> DIRECTIONS: All entries must be returned precisely as they appear.

> SUPPLIED DATA:
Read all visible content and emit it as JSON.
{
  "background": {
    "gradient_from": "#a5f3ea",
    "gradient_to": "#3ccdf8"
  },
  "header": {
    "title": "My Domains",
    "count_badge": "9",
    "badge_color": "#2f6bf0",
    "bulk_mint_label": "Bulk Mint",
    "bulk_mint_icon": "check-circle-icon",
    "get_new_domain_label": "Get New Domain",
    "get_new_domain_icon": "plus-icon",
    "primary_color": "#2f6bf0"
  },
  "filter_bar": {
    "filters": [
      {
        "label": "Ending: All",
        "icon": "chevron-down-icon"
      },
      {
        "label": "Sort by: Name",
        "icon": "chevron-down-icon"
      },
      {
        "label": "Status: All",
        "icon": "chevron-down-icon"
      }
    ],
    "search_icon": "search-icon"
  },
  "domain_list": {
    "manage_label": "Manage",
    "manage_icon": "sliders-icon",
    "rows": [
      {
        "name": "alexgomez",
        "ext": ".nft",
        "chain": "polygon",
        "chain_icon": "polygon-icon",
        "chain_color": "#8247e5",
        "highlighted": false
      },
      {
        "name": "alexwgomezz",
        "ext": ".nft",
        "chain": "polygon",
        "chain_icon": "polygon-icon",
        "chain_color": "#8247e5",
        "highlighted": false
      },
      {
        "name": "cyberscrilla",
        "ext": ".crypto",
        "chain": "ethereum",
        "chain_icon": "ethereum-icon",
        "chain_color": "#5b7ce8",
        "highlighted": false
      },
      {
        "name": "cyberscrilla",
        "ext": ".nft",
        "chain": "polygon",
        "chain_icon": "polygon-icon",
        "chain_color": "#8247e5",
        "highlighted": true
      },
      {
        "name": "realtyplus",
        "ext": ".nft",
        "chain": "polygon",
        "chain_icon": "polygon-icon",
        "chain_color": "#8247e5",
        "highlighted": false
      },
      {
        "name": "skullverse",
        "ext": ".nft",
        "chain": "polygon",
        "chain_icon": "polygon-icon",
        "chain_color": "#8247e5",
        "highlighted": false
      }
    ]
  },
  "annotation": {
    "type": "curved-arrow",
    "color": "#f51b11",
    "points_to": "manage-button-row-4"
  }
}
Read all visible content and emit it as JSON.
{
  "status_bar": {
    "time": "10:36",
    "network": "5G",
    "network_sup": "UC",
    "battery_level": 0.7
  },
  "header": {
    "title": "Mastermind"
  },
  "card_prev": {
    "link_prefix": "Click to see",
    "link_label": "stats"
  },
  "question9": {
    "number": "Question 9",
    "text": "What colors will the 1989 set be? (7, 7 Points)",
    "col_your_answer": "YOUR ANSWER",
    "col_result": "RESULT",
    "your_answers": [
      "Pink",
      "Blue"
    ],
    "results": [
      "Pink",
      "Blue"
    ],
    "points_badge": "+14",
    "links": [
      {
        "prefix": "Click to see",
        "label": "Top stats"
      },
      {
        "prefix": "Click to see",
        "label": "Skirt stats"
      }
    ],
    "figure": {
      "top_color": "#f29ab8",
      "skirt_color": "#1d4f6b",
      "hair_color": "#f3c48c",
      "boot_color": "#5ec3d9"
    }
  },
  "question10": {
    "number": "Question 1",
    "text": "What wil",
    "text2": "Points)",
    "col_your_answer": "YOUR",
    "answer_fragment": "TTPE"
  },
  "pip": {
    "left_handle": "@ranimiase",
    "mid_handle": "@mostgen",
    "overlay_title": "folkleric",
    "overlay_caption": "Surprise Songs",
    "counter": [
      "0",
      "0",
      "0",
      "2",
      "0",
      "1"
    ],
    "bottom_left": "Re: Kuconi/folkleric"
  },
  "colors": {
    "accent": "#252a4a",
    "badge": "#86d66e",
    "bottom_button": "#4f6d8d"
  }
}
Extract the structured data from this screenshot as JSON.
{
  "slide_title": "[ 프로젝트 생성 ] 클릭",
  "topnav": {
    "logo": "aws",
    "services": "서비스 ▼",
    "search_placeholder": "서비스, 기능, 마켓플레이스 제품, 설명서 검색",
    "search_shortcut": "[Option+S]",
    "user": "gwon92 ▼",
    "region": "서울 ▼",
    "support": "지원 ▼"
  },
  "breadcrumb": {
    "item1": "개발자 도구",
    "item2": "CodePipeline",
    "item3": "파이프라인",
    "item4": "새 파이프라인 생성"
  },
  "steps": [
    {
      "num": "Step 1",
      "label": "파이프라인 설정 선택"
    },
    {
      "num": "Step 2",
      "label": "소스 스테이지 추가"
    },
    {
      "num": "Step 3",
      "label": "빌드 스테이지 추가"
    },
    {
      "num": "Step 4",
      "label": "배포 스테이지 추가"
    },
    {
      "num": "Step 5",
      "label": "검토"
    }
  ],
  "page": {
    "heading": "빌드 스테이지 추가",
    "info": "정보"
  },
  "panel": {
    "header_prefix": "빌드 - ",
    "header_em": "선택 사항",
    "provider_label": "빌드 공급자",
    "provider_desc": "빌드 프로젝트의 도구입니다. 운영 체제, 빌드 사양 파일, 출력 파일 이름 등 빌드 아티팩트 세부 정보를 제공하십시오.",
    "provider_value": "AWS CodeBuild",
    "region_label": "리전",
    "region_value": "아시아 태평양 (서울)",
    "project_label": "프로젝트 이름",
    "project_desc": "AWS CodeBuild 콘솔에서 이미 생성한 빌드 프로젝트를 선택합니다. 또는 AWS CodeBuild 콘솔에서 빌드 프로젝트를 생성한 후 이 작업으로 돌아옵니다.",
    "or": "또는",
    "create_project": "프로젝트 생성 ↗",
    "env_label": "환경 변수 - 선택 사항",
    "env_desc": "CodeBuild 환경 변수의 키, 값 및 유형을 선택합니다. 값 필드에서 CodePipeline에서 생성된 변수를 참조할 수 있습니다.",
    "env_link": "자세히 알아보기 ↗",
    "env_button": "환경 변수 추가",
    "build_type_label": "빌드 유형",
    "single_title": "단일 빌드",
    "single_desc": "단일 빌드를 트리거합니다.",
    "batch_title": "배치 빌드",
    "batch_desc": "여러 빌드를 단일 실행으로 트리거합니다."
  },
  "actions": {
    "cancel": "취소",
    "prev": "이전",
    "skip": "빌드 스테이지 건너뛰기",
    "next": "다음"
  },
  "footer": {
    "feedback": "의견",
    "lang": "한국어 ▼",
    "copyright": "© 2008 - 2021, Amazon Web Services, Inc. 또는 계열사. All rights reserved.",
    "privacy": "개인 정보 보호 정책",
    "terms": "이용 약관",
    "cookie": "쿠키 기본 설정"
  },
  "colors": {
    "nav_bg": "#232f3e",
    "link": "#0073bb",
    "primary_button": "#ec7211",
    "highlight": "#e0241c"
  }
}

> EXERCISE ANSWER:
Read all visible content and emit it as JSON.
{
  "background": {
    "gradient_from": "#a5f3ea",
    "gradient_to": "#3ccdf8"
  },
  "header": {
    "title": "My Domains",
    "count_badge": "9",
    "badge_color": "#2f6bf0",
    "bulk_mint_label": "Bulk Mint",
    "bulk_mint_icon": "check-circle-icon",
    "get_new_domain_label": "Get New Domain",
    "get_new_domain_icon": "plus-icon",
    "primary_color": "#2f6bf0"
  },
  "filter_bar": {
    "filters": [
      {
        "label": "Ending: All",
        "icon": "chevron-down-icon"
      },
      {
        "label": "Sort by: Name",
        "icon": "chevron-down-icon"
      },
      {
        "label": "Status: All",
        "icon": "chevron-down-icon"
      }
    ],
    "search_icon": "search-icon"
  },
  "domain_list": {
    "manage_label": "Manage",
    "manage_icon": "sliders-icon",
    "rows": [
      {
        "name": "alexgomez",
        "ext": ".nft",
        "chain": "polygon",
        "chain_icon": "polygon-icon",
        "chain_color": "#8247e5",
        "highlighted": false
      },
      {
        "name": "alexwgomezz",
        "ext": ".nft",
        "chain": "polygon",
        "chain_icon": "polygon-icon",
        "chain_color": "#8247e5",
        "highlighted": false
      },
      {
        "name": "cyberscrilla",
        "ext": ".crypto",
        "chain": "ethereum",
        "chain_icon": "ethereum-icon",
        "chain_color": "#5b7ce8",
        "highlighted": false
      },
      {
        "name": "cyberscrilla",
        "ext": ".nft",
        "chain": "polygon",
        "chain_icon": "polygon-icon",
        "chain_color": "#8247e5",
        "highlighted": true
      },
      {
        "name": "realtyplus",
        "ext": ".nft",
        "chain": "polygon",
        "chain_icon": "polygon-icon",
        "chain_color": "#8247e5",
        "highlighted": false
      },
      {
        "name": "skullverse",
        "ext": ".nft",
        "chain": "polygon",
        "chain_icon": "polygon-icon",
        "chain_color": "#8247e5",
        "highlighted": false
      }
    ]
  },
  "annotation": {
    "type": "curved-arrow",
    "color": "#f51b11",
    "points_to": "manage-button-row-4"
  }
}
Read all visible content and emit it as JSON.
{
  "status_bar": {
    "time": "10:36",
    "network": "5G",
    "network_sup": "UC",
    "battery_level": 0.7
  },
  "header": {
    "title": "Mastermind"
  },
  "card_prev": {
    "link_prefix": "Click to see",
    "link_label": "stats"
  },
  "question9": {
    "number": "Question 9",
    "text": "What colors will the 1989 set be? (7, 7 Points)",
    "col_your_answer": "YOUR ANSWER",
    "col_result": "RESULT",
    "your_answers": [
      "Pink",
      "Blue"
    ],
    "results": [
      "Pink",
      "Blue"
    ],
    "points_badge": "+14",
    "links": [
      {
        "prefix": "Click to see",
        "label": "Top stats"
      },
      {
        "prefix": "Click to see",
        "label": "Skirt stats"
      }
    ],
    "figure": {
      "top_color": "#f29ab8",
      "skirt_color": "#1d4f6b",
      "hair_color": "#f3c48c",
      "boot_color": "#5ec3d9"
    }
  },
  "question10": {
    "number": "Question 1",
    "text": "What wil",
    "text2": "Points)",
    "col_your_answer": "YOUR",
    "answer_fragment": "TTPE"
  },
  "pip": {
    "left_handle": "@ranimiase",
    "mid_handle": "@mostgen",
    "overlay_title": "folkleric",
    "overlay_caption": "Surprise Songs",
    "counter": [
      "0",
      "0",
      "0",
      "2",
      "0",
      "1"
    ],
    "bottom_left": "Re: Kuconi/folkleric"
  },
  "colors": {
    "accent": "#252a4a",
    "badge": "#86d66e",
    "bottom_button": "#4f6d8d"
  }
}
Extract the structured data from this screenshot as JSON.
{
  "slide_title": "[ 프로젝트 생성 ] 클릭",
  "topnav": {
    "logo": "aws",
    "services": "서비스 ▼",
    "search_placeholder": "서비스, 기능, 마켓플레이스 제품, 설명서 검색",
    "search_shortcut": "[Option+S]",
    "user": "gwon92 ▼",
    "region": "서울 ▼",
    "support": "지원 ▼"
  },
  "breadcrumb": {
    "item1": "개발자 도구",
    "item2": "CodePipeline",
    "item3": "파이프라인",
    "item4": "새 파이프라인 생성"
  },
  "steps": [
    {
      "num": "Step 1",
      "label": "파이프라인 설정 선택"
    },
    {
      "num": "Step 2",
      "label": "소스 스테이지 추가"
    },
    {
      "num": "Step 3",
      "label": "빌드 스테이지 추가"
    },
    {
      "num": "Step 4",
      "label": "배포 스테이지 추가"
    },
    {
      "num": "Step 5",
      "label": "검토"
    }
  ],
  "page": {
    "heading": "빌드 스테이지 추가",
    "info": "정보"
  },
  "panel": {
    "header_prefix": "빌드 - ",
    "header_em": "선택 사항",
    "provider_label": "빌드 공급자",
    "provider_desc": "빌드 프로젝트의 도구입니다. 운영 체제, 빌드 사양 파일, 출력 파일 이름 등 빌드 아티팩트 세부 정보를 제공하십시오.",
    "provider_value": "AWS CodeBuild",
    "region_label": "리전",
    "region_value": "아시아 태평양 (서울)",
    "project_label": "프로젝트 이름",
    "project_desc": "AWS CodeBuild 콘솔에서 이미 생성한 빌드 프로젝트를 선택합니다. 또는 AWS CodeBuild 콘솔에서 빌드 프로젝트를 생성한 후 이 작업으로 돌아옵니다.",
    "or": "또는",
    "create_project": "프로젝트 생성 ↗",
    "env_label": "환경 변수 - 선택 사항",
    "env_desc": "CodeBuild 환경 변수의 키, 값 및 유형을 선택합니다. 값 필드에서 CodePipeline에서 생성된 변수를 참조할 수 있습니다.",
    "env_link": "자세히 알아보기 ↗",
    "env_button": "환경 변수 추가",
    "build_type_label": "빌드 유형",
    "single_title": "단일 빌드",
    "single_desc": "단일 빌드를 트리거합니다.",
    "batch_title": "배치 빌드",
    "batch_desc": "여러 빌드를 단일 실행으로 트리거합니다."
  },
  "actions": {
    "cancel": "취소",
    "prev": "이전",
    "skip": "빌드 스테이지 건너뛰기",
    "next": "다음"
  },
  "footer": {
    "feedback": "의견",
    "lang": "한국어 ▼",
    "copyright": "© 2008 - 2021, Amazon Web Services, Inc. 또는 계열사. All rights reserved.",
    "privacy": "개인 정보 보호 정책",
    "terms": "이용 약관",
    "cookie": "쿠키 기본 설정"
  },
  "colors": {
    "nav_bg": "#232f3e",
    "link": "#0073bb",
    "primary_button": "#ec7211",
    "highlight": "#e0241c"
  }
}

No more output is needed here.